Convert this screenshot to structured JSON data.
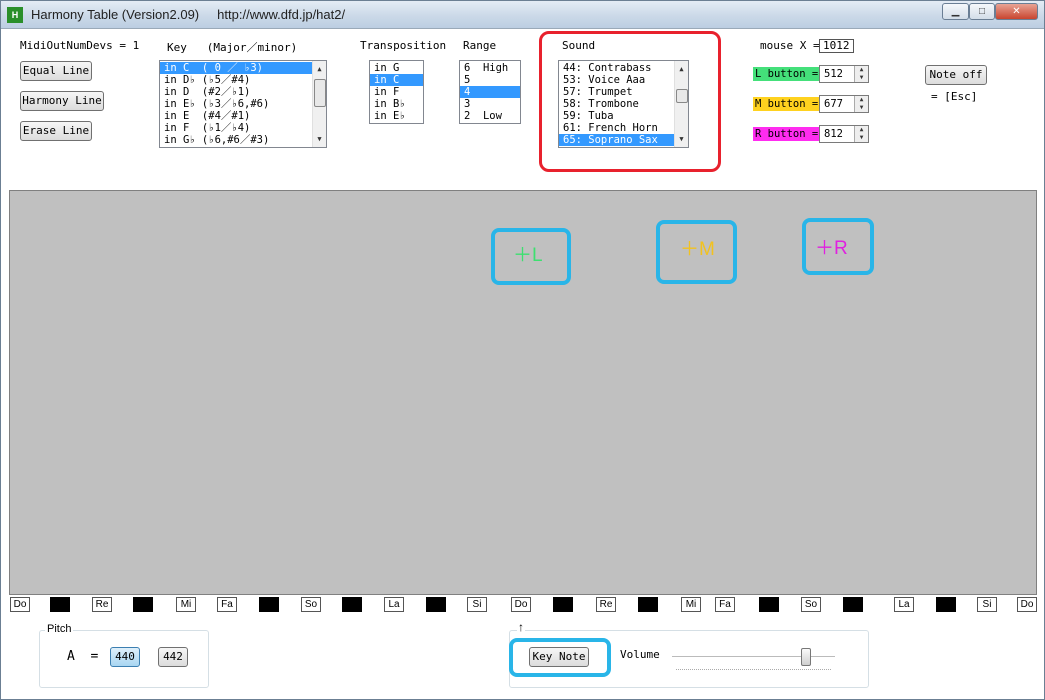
{
  "window": {
    "title": "Harmony Table (Version2.09)     http://www.dfd.jp/hat2/",
    "minimize_icon": "minimize-icon",
    "maximize_icon": "maximize-icon",
    "close_icon": "close-icon"
  },
  "midi": {
    "label": "MidiOutNumDevs = 1"
  },
  "line_buttons": {
    "equal": "Equal Line",
    "harmony": "Harmony Line",
    "erase": "Erase Line"
  },
  "key": {
    "label": "Key   (Major／minor)",
    "items": [
      "in C  ( 0 ／ ♭3)",
      "in D♭ (♭5／#4)",
      "in D  (#2／♭1)",
      "in E♭ (♭3／♭6,#6)",
      "in E  (#4／#1)",
      "in F  (♭1／♭4)",
      "in G♭ (♭6,#6／#3)"
    ],
    "selected_index": 0
  },
  "transposition": {
    "label": "Transposition",
    "items": [
      "in G",
      "in C",
      "in F",
      "in B♭",
      "in E♭"
    ],
    "selected_index": 1
  },
  "range": {
    "label": "Range",
    "items": [
      "6  High",
      "5",
      "4",
      "3",
      "2  Low"
    ],
    "selected_index": 2
  },
  "sound": {
    "label": "Sound",
    "items": [
      "44: Contrabass",
      "53: Voice Aaa",
      "57: Trumpet",
      "58: Trombone",
      "59: Tuba",
      "61: French Horn",
      "65: Soprano Sax"
    ],
    "selected_index": 6
  },
  "mouse": {
    "label": "mouse X =",
    "value": "1012"
  },
  "buttons_info": {
    "l_label": "L button =",
    "l_value": "512",
    "l_color": "#44e07a",
    "m_label": "M button =",
    "m_value": "677",
    "m_color": "#ffd21f",
    "r_label": "R button =",
    "r_value": "812",
    "r_color": "#ff2cf0"
  },
  "note_off": {
    "label": "Note off",
    "shortcut": "= [Esc]"
  },
  "markers": {
    "l": "＋L",
    "m": "＋M",
    "r": "＋R",
    "l_color": "#3de070",
    "m_color": "#f2c21f",
    "r_color": "#e020e0",
    "highlight_color": "#29b5e8"
  },
  "note_keys": [
    {
      "t": "w",
      "l": "Do"
    },
    {
      "t": "b",
      "l": ""
    },
    {
      "t": "w",
      "l": "Re"
    },
    {
      "t": "b",
      "l": ""
    },
    {
      "t": "w",
      "l": "Mi"
    },
    {
      "t": "w",
      "l": "Fa"
    },
    {
      "t": "b",
      "l": ""
    },
    {
      "t": "w",
      "l": "So"
    },
    {
      "t": "b",
      "l": ""
    },
    {
      "t": "w",
      "l": "La"
    },
    {
      "t": "b",
      "l": ""
    },
    {
      "t": "w",
      "l": "Si"
    },
    {
      "t": "w",
      "l": "Do"
    },
    {
      "t": "b",
      "l": ""
    },
    {
      "t": "w",
      "l": "Re"
    },
    {
      "t": "b",
      "l": ""
    },
    {
      "t": "w",
      "l": "Mi"
    },
    {
      "t": "w",
      "l": "Fa"
    },
    {
      "t": "b",
      "l": ""
    },
    {
      "t": "w",
      "l": "So"
    },
    {
      "t": "b",
      "l": ""
    },
    {
      "t": "w",
      "l": "La"
    },
    {
      "t": "b",
      "l": ""
    },
    {
      "t": "w",
      "l": "Si"
    },
    {
      "t": "w",
      "l": "Do"
    }
  ],
  "pitch": {
    "group_label": "Pitch",
    "a_label": "A  =",
    "b440": "440",
    "b442": "442"
  },
  "keynote": {
    "arrow": "↑",
    "button": "Key Note",
    "volume_label": "Volume",
    "volume_level": 0.82
  }
}
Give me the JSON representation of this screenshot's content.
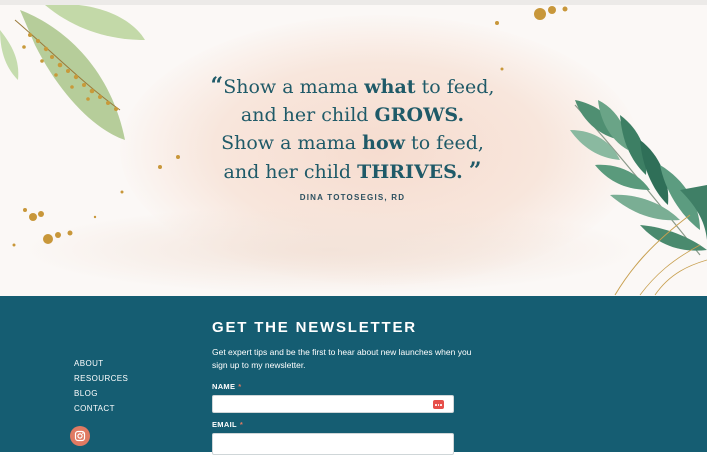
{
  "quote": {
    "open_mark": "“",
    "close_mark": "”",
    "l1_a": "Show a mama ",
    "l1_b": "what",
    "l1_c": " to feed,",
    "l2_a": "and her child ",
    "l2_b": "GROWS.",
    "l3_a": "Show a mama ",
    "l3_b": "how",
    "l3_c": " to feed,",
    "l4_a": "and her child ",
    "l4_b": "THRIVES.",
    "attribution": "DINA TOTOSEGIS, RD"
  },
  "footer": {
    "nav": [
      "ABOUT",
      "RESOURCES",
      "BLOG",
      "CONTACT"
    ],
    "social_icon": "instagram-icon",
    "accent": "#155d72"
  },
  "newsletter": {
    "title": "GET THE NEWSLETTER",
    "description": "Get expert tips and be the first to hear about new launches when you sign up to my newsletter.",
    "name_label": "NAME",
    "email_label": "EMAIL",
    "required_mark": "*",
    "name_value": "",
    "email_value": ""
  }
}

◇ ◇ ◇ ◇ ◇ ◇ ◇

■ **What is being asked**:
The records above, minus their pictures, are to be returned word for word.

■ **Expected answer**:
Convert this screenshot to structured JSON data.
{
  "window": {
    "title": "Harmony Table (Version2.09)     http://www.dfd.jp/hat2/",
    "minimize_icon": "minimize-icon",
    "maximize_icon": "maximize-icon",
    "close_icon": "close-icon"
  },
  "midi": {
    "label": "MidiOutNumDevs = 1"
  },
  "line_buttons": {
    "equal": "Equal Line",
    "harmony": "Harmony Line",
    "erase": "Erase Line"
  },
  "key": {
    "label": "Key   (Major／minor)",
    "items": [
      "in C  ( 0 ／ ♭3)",
      "in D♭ (♭5／#4)",
      "in D  (#2／♭1)",
      "in E♭ (♭3／♭6,#6)",
      "in E  (#4／#1)",
      "in F  (♭1／♭4)",
      "in G♭ (♭6,#6／#3)"
    ],
    "selected_index": 0
  },
  "transposition": {
    "label": "Transposition",
    "items": [
      "in G",
      "in C",
      "in F",
      "in B♭",
      "in E♭"
    ],
    "selected_index": 1
  },
  "range": {
    "label": "Range",
    "items": [
      "6  High",
      "5",
      "4",
      "3",
      "2  Low"
    ],
    "selected_index": 2
  },
  "sound": {
    "label": "Sound",
    "items": [
      "44: Contrabass",
      "53: Voice Aaa",
      "57: Trumpet",
      "58: Trombone",
      "59: Tuba",
      "61: French Horn",
      "65: Soprano Sax"
    ],
    "selected_index": 6
  },
  "mouse": {
    "label": "mouse X =",
    "value": "1012"
  },
  "buttons_info": {
    "l_label": "L button =",
    "l_value": "512",
    "l_color": "#44e07a",
    "m_label": "M button =",
    "m_value": "677",
    "m_color": "#ffd21f",
    "r_label": "R button =",
    "r_value": "812",
    "r_color": "#ff2cf0"
  },
  "note_off": {
    "label": "Note off",
    "shortcut": "= [Esc]"
  },
  "markers": {
    "l": "＋L",
    "m": "＋M",
    "r": "＋R",
    "l_color": "#3de070",
    "m_color": "#f2c21f",
    "r_color": "#e020e0",
    "highlight_color": "#29b5e8"
  },
  "note_keys": [
    {
      "t": "w",
      "l": "Do"
    },
    {
      "t": "b",
      "l": ""
    },
    {
      "t": "w",
      "l": "Re"
    },
    {
      "t": "b",
      "l": ""
    },
    {
      "t": "w",
      "l": "Mi"
    },
    {
      "t": "w",
      "l": "Fa"
    },
    {
      "t": "b",
      "l": ""
    },
    {
      "t": "w",
      "l": "So"
    },
    {
      "t": "b",
      "l": ""
    },
    {
      "t": "w",
      "l": "La"
    },
    {
      "t": "b",
      "l": ""
    },
    {
      "t": "w",
      "l": "Si"
    },
    {
      "t": "w",
      "l": "Do"
    },
    {
      "t": "b",
      "l": ""
    },
    {
      "t": "w",
      "l": "Re"
    },
    {
      "t": "b",
      "l": ""
    },
    {
      "t": "w",
      "l": "Mi"
    },
    {
      "t": "w",
      "l": "Fa"
    },
    {
      "t": "b",
      "l": ""
    },
    {
      "t": "w",
      "l": "So"
    },
    {
      "t": "b",
      "l": ""
    },
    {
      "t": "w",
      "l": "La"
    },
    {
      "t": "b",
      "l": ""
    },
    {
      "t": "w",
      "l": "Si"
    },
    {
      "t": "w",
      "l": "Do"
    }
  ],
  "pitch": {
    "group_label": "Pitch",
    "a_label": "A  =",
    "b440": "440",
    "b442": "442"
  },
  "keynote": {
    "arrow": "↑",
    "button": "Key Note",
    "volume_label": "Volume",
    "volume_level": 0.82
  }
}
Give me the JSON representation of this screenshot's content.
{
  "quote": {
    "open_mark": "“",
    "close_mark": "”",
    "l1_a": "Show a mama ",
    "l1_b": "what",
    "l1_c": " to feed,",
    "l2_a": "and her child ",
    "l2_b": "GROWS.",
    "l3_a": "Show a mama ",
    "l3_b": "how",
    "l3_c": " to feed,",
    "l4_a": "and her child ",
    "l4_b": "THRIVES.",
    "attribution": "DINA TOTOSEGIS, RD"
  },
  "footer": {
    "nav": [
      "ABOUT",
      "RESOURCES",
      "BLOG",
      "CONTACT"
    ],
    "social_icon": "instagram-icon",
    "accent": "#155d72"
  },
  "newsletter": {
    "title": "GET THE NEWSLETTER",
    "description": "Get expert tips and be the first to hear about new launches when you sign up to my newsletter.",
    "name_label": "NAME",
    "email_label": "EMAIL",
    "required_mark": "*",
    "name_value": "",
    "email_value": ""
  }
}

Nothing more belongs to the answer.